New data show that although the gap appears to be narrowing, black entrepreneurs still trail whites, as well as other minorities, by a wide margin when it comes to business ownership.
In 2014, blacks owned just 2 percent of U.S. companies, The Wall Street Journal reported, citing Census Bureau data.
The new report leaves out the self-employed, focusing on the more than 5 million U.S. firms with at least one paid employee. Less than a million of those firms are minority-owned, and just over 108,000 have black owners--despite blacks representing 12 percent of the country's total population. The minority groups with the largest number of business owners are Asians (just over half a million companies) and Hispanics (almost 300,000).
Encouragingly, it seems that the number of black business owners is on the rise since the end of the recession. Black-owned businesses represent 3.3 percent of the total number of firms younger than two years old, WSJ reports.
Yet black-owned companies averaged lower sales than those with white, Asian, and Hispanic owners.

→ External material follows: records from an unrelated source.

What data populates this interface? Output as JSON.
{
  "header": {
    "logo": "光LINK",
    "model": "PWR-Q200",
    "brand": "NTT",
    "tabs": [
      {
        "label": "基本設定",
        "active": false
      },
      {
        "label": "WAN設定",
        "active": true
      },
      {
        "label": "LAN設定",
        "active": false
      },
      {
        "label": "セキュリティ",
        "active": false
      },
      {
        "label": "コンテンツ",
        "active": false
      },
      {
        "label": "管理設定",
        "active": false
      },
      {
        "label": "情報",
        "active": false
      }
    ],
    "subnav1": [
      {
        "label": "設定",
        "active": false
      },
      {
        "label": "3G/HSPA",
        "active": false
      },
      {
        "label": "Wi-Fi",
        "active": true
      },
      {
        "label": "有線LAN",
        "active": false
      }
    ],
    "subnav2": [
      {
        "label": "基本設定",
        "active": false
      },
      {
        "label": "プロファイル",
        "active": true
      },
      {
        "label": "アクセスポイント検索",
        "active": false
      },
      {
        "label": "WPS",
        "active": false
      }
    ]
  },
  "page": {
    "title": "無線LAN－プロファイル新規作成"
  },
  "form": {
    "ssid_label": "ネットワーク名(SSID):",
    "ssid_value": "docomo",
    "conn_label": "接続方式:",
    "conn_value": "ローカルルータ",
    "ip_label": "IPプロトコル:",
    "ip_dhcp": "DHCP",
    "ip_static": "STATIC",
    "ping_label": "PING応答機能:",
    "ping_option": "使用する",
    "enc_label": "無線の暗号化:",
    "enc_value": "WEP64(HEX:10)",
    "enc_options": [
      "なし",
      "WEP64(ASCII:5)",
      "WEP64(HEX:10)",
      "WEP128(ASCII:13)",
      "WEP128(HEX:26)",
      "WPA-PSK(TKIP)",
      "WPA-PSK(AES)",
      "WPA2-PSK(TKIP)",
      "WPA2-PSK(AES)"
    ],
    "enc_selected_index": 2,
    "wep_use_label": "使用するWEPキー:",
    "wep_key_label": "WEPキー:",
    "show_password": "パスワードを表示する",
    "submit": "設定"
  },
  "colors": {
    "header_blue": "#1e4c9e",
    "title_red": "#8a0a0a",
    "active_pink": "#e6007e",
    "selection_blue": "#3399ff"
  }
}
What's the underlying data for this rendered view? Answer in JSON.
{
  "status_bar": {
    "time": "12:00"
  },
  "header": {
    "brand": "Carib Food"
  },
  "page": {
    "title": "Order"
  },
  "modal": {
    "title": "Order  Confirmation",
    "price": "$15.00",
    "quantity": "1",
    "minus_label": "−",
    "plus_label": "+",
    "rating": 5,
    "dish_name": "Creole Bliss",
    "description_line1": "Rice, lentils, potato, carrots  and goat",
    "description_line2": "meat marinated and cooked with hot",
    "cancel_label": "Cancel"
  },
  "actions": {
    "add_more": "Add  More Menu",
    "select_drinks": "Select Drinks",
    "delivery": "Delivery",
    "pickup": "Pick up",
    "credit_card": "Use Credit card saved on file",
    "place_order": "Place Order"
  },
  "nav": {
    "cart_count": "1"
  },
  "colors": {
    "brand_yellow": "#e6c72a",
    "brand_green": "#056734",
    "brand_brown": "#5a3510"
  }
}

"Black businesses, even though they have been growing, have lagged behind the growth of other groups," Georgia Institute of Technology economics professor Thomas Boston told the Journal.